It is the legend that drew legions of explorers and adventurers to their deaths: an ancient empire of citadels and treasure hidden deep in the Amazon jungle.
Spanish conquistadores ventured into the rainforest seeking fortune, followed over the centuries by others convinced they would find a lost civilisation to rival the Aztecs and Incas.
Some seekers called it El Dorado, others the City of Z. But the jungle swallowed them and nothing was found, prompting the rest of the world to call it a myth. The Amazon was too inhospitable, said 20th century scholars, to permit large human settlements.
Now, however, the doomed dreamers have been proved right: there was a great civilisation. New satellite imagery and fly-overs have revealed more than 200 huge geometric earthworks carved in the upper Amazon basin near Brazil’s border with Bolivia.
Spanning 155 miles, the circles, squares and other geometric shapes form a network of avenues, ditches and enclosures built long before Christopher Columbus set foot in the new world. Some date to as early as 200 AD, others to 1283.
Scientists who have mapped the earthworks believe there may be another 2,000 structures beneath the jungle canopy, vestiges of vanished societies.
The structures, many of which have been revealed by the clearance of forest for agriculture, point to a “sophisticated pre-Columbian monument-building society”, says the journal Antiquity, which has published the research.
The article adds: “This hitherto unknown people constructed earthworks of precise geometric plan connected by straight orthogonal roads.

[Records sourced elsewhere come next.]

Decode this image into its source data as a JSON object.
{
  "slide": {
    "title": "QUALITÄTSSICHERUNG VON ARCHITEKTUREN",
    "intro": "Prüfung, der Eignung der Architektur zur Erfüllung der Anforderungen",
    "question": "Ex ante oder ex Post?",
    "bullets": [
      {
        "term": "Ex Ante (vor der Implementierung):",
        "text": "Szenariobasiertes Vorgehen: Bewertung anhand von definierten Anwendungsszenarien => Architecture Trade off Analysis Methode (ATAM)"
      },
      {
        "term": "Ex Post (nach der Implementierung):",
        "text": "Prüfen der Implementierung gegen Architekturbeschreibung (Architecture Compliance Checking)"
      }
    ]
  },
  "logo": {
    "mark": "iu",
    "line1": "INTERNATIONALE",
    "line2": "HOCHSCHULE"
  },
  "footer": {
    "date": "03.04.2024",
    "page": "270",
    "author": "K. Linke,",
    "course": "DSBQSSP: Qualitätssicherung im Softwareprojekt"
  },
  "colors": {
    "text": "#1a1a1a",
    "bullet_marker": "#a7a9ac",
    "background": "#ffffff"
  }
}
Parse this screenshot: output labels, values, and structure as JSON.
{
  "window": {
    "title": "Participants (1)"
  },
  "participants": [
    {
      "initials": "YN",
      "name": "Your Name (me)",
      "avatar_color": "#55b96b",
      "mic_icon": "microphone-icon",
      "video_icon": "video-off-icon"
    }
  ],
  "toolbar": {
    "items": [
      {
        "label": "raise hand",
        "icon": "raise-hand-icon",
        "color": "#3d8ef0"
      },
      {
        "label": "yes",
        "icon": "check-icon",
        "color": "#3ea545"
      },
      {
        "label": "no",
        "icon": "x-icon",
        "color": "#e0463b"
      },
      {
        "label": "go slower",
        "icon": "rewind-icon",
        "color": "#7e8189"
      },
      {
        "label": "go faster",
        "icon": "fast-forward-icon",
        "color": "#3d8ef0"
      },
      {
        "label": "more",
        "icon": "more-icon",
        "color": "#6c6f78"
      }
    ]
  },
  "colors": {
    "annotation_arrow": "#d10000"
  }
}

The ‘geoglyph culture’ stretches over a region more than 250km across, and exploits both the floodplains and the uplands … we have so far seen no more than a tenth of it.”